_Task statement_
All entries are to be returned verbatim.

Dataset rows describing interfaces:

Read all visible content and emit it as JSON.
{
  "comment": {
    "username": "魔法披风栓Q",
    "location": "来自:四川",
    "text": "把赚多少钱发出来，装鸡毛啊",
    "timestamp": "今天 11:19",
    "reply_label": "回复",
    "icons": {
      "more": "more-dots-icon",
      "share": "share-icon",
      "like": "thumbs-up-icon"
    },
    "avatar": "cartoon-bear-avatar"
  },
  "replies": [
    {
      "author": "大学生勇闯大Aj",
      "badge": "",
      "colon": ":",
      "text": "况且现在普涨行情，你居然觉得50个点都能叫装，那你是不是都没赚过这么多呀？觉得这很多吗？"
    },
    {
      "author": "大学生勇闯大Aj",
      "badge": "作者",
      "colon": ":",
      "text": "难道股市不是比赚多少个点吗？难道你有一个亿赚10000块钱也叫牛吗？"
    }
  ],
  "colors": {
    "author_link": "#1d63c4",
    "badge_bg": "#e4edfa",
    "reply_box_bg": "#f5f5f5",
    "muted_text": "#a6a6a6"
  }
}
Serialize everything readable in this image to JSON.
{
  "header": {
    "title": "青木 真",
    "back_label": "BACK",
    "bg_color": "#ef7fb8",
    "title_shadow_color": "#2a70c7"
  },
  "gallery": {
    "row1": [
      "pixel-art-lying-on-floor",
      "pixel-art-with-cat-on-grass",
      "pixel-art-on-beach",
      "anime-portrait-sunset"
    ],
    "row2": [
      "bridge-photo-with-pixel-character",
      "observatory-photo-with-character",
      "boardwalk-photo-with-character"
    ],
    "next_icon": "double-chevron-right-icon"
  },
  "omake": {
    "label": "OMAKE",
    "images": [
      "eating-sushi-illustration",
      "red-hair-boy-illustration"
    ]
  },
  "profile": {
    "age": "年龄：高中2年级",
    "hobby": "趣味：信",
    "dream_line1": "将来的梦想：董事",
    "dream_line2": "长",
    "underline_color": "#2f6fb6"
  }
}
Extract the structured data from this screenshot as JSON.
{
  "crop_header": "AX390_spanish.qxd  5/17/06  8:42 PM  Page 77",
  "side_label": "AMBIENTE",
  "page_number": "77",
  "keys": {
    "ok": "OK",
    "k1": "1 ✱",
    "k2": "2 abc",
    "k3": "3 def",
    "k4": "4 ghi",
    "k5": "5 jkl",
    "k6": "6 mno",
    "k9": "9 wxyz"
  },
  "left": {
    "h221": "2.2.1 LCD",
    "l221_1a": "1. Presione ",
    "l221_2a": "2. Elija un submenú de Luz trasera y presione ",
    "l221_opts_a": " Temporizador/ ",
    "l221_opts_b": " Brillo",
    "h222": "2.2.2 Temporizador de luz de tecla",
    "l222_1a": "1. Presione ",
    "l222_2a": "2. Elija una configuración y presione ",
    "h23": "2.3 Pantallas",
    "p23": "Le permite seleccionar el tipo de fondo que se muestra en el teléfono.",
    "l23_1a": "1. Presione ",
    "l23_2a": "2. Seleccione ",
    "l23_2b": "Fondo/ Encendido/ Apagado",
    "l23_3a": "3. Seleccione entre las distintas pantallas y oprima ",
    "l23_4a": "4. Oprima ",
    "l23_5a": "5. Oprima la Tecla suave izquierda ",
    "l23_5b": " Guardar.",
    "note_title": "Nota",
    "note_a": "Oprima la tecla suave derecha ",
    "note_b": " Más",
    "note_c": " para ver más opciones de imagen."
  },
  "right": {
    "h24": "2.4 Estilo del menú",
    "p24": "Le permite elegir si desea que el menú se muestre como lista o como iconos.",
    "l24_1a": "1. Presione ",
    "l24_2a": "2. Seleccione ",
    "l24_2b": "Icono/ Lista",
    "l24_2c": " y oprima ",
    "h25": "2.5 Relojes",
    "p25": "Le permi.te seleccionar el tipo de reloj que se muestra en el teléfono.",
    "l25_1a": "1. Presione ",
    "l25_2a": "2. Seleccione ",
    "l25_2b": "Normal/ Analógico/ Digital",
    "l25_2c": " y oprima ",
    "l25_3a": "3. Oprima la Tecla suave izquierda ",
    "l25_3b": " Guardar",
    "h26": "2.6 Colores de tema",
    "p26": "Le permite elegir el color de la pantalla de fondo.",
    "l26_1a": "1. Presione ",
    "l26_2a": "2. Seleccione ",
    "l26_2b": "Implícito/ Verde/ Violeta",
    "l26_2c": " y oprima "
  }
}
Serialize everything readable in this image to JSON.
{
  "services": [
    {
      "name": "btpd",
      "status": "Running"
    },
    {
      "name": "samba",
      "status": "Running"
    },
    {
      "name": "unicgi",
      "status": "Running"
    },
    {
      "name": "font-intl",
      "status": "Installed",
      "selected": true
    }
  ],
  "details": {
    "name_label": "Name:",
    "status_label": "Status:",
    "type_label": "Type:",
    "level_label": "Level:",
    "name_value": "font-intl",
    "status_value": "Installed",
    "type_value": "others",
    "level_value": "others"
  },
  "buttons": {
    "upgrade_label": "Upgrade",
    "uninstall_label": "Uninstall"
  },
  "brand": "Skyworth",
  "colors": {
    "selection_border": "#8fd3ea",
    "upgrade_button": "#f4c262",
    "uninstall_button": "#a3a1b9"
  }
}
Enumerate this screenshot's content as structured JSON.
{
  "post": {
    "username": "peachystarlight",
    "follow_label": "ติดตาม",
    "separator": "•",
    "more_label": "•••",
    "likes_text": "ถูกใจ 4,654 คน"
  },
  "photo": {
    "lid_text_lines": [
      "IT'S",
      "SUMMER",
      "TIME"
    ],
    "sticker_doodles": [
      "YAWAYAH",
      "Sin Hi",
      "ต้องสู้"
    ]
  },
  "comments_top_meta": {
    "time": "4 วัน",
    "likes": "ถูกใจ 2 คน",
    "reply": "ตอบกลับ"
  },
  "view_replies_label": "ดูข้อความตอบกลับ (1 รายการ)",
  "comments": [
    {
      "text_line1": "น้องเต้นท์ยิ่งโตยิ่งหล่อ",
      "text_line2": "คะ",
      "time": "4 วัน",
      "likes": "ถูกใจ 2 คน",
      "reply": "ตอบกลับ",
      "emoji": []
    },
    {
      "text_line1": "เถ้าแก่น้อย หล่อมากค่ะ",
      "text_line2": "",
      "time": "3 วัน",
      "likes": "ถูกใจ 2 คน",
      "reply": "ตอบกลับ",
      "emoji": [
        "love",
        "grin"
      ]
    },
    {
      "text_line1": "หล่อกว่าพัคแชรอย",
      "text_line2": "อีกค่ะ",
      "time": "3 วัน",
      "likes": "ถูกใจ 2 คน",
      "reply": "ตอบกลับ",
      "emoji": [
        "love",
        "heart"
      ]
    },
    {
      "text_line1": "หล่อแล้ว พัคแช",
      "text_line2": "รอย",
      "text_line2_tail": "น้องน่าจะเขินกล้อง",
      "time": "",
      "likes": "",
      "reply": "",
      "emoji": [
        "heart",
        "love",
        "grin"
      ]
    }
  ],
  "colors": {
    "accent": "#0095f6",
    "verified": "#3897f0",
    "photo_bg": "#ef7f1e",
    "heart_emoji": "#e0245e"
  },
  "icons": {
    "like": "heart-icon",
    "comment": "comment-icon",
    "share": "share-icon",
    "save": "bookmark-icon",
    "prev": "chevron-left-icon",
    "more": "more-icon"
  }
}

_Answer to the problem_
Read all visible content and emit it as JSON.
{
  "comment": {
    "username": "魔法披风栓Q",
    "location": "来自:四川",
    "text": "把赚多少钱发出来，装鸡毛啊",
    "timestamp": "今天 11:19",
    "reply_label": "回复",
    "icons": {
      "more": "more-dots-icon",
      "share": "share-icon",
      "like": "thumbs-up-icon"
    },
    "avatar": "cartoon-bear-avatar"
  },
  "replies": [
    {
      "author": "大学生勇闯大Aj",
      "badge": "",
      "colon": ":",
      "text": "况且现在普涨行情，你居然觉得50个点都能叫装，那你是不是都没赚过这么多呀？觉得这很多吗？"
    },
    {
      "author": "大学生勇闯大Aj",
      "badge": "作者",
      "colon": ":",
      "text": "难道股市不是比赚多少个点吗？难道你有一个亿赚10000块钱也叫牛吗？"
    }
  ],
  "colors": {
    "author_link": "#1d63c4",
    "badge_bg": "#e4edfa",
    "reply_box_bg": "#f5f5f5",
    "muted_text": "#a6a6a6"
  }
}
Serialize everything readable in this image to JSON.
{
  "header": {
    "title": "青木 真",
    "back_label": "BACK",
    "bg_color": "#ef7fb8",
    "title_shadow_color": "#2a70c7"
  },
  "gallery": {
    "row1": [
      "pixel-art-lying-on-floor",
      "pixel-art-with-cat-on-grass",
      "pixel-art-on-beach",
      "anime-portrait-sunset"
    ],
    "row2": [
      "bridge-photo-with-pixel-character",
      "observatory-photo-with-character",
      "boardwalk-photo-with-character"
    ],
    "next_icon": "double-chevron-right-icon"
  },
  "omake": {
    "label": "OMAKE",
    "images": [
      "eating-sushi-illustration",
      "red-hair-boy-illustration"
    ]
  },
  "profile": {
    "age": "年龄：高中2年级",
    "hobby": "趣味：信",
    "dream_line1": "将来的梦想：董事",
    "dream_line2": "长",
    "underline_color": "#2f6fb6"
  }
}
Extract the structured data from this screenshot as JSON.
{
  "crop_header": "AX390_spanish.qxd  5/17/06  8:42 PM  Page 77",
  "side_label": "AMBIENTE",
  "page_number": "77",
  "keys": {
    "ok": "OK",
    "k1": "1 ✱",
    "k2": "2 abc",
    "k3": "3 def",
    "k4": "4 ghi",
    "k5": "5 jkl",
    "k6": "6 mno",
    "k9": "9 wxyz"
  },
  "left": {
    "h221": "2.2.1 LCD",
    "l221_1a": "1. Presione ",
    "l221_2a": "2. Elija un submenú de Luz trasera y presione ",
    "l221_opts_a": " Temporizador/ ",
    "l221_opts_b": " Brillo",
    "h222": "2.2.2 Temporizador de luz de tecla",
    "l222_1a": "1. Presione ",
    "l222_2a": "2. Elija una configuración y presione ",
    "h23": "2.3 Pantallas",
    "p23": "Le permite seleccionar el tipo de fondo que se muestra en el teléfono.",
    "l23_1a": "1. Presione ",
    "l23_2a": "2. Seleccione ",
    "l23_2b": "Fondo/ Encendido/ Apagado",
    "l23_3a": "3. Seleccione entre las distintas pantallas y oprima ",
    "l23_4a": "4. Oprima ",
    "l23_5a": "5. Oprima la Tecla suave izquierda ",
    "l23_5b": " Guardar.",
    "note_title": "Nota",
    "note_a": "Oprima la tecla suave derecha ",
    "note_b": " Más",
    "note_c": " para ver más opciones de imagen."
  },
  "right": {
    "h24": "2.4 Estilo del menú",
    "p24": "Le permite elegir si desea que el menú se muestre como lista o como iconos.",
    "l24_1a": "1. Presione ",
    "l24_2a": "2. Seleccione ",
    "l24_2b": "Icono/ Lista",
    "l24_2c": " y oprima ",
    "h25": "2.5 Relojes",
    "p25": "Le permi.te seleccionar el tipo de reloj que se muestra en el teléfono.",
    "l25_1a": "1. Presione ",
    "l25_2a": "2. Seleccione ",
    "l25_2b": "Normal/ Analógico/ Digital",
    "l25_2c": " y oprima ",
    "l25_3a": "3. Oprima la Tecla suave izquierda ",
    "l25_3b": " Guardar",
    "h26": "2.6 Colores de tema",
    "p26": "Le permite elegir el color de la pantalla de fondo.",
    "l26_1a": "1. Presione ",
    "l26_2a": "2. Seleccione ",
    "l26_2b": "Implícito/ Verde/ Violeta",
    "l26_2c": " y oprima "
  }
}
Serialize everything readable in this image to JSON.
{
  "services": [
    {
      "name": "btpd",
      "status": "Running"
    },
    {
      "name": "samba",
      "status": "Running"
    },
    {
      "name": "unicgi",
      "status": "Running"
    },
    {
      "name": "font-intl",
      "status": "Installed",
      "selected": true
    }
  ],
  "details": {
    "name_label": "Name:",
    "status_label": "Status:",
    "type_label": "Type:",
    "level_label": "Level:",
    "name_value": "font-intl",
    "status_value": "Installed",
    "type_value": "others",
    "level_value": "others"
  },
  "buttons": {
    "upgrade_label": "Upgrade",
    "uninstall_label": "Uninstall"
  },
  "brand": "Skyworth",
  "colors": {
    "selection_border": "#8fd3ea",
    "upgrade_button": "#f4c262",
    "uninstall_button": "#a3a1b9"
  }
}
Enumerate this screenshot's content as structured JSON.
{
  "post": {
    "username": "peachystarlight",
    "follow_label": "ติดตาม",
    "separator": "•",
    "more_label": "•••",
    "likes_text": "ถูกใจ 4,654 คน"
  },
  "photo": {
    "lid_text_lines": [
      "IT'S",
      "SUMMER",
      "TIME"
    ],
    "sticker_doodles": [
      "YAWAYAH",
      "Sin Hi",
      "ต้องสู้"
    ]
  },
  "comments_top_meta": {
    "time": "4 วัน",
    "likes": "ถูกใจ 2 คน",
    "reply": "ตอบกลับ"
  },
  "view_replies_label": "ดูข้อความตอบกลับ (1 รายการ)",
  "comments": [
    {
      "text_line1": "น้องเต้นท์ยิ่งโตยิ่งหล่อ",
      "text_line2": "คะ",
      "time": "4 วัน",
      "likes": "ถูกใจ 2 คน",
      "reply": "ตอบกลับ",
      "emoji": []
    },
    {
      "text_line1": "เถ้าแก่น้อย หล่อมากค่ะ",
      "text_line2": "",
      "time": "3 วัน",
      "likes": "ถูกใจ 2 คน",
      "reply": "ตอบกลับ",
      "emoji": [
        "love",
        "grin"
      ]
    },
    {
      "text_line1": "หล่อกว่าพัคแชรอย",
      "text_line2": "อีกค่ะ",
      "time": "3 วัน",
      "likes": "ถูกใจ 2 คน",
      "reply": "ตอบกลับ",
      "emoji": [
        "love",
        "heart"
      ]
    },
    {
      "text_line1": "หล่อแล้ว พัคแช",
      "text_line2": "รอย",
      "text_line2_tail": "น้องน่าจะเขินกล้อง",
      "time": "",
      "likes": "",
      "reply": "",
      "emoji": [
        "heart",
        "love",
        "grin"
      ]
    }
  ],
  "colors": {
    "accent": "#0095f6",
    "verified": "#3897f0",
    "photo_bg": "#ef7f1e",
    "heart_emoji": "#e0245e"
  },
  "icons": {
    "like": "heart-icon",
    "comment": "comment-icon",
    "share": "share-icon",
    "save": "bookmark-icon",
    "prev": "chevron-left-icon",
    "more": "more-icon"
  }
}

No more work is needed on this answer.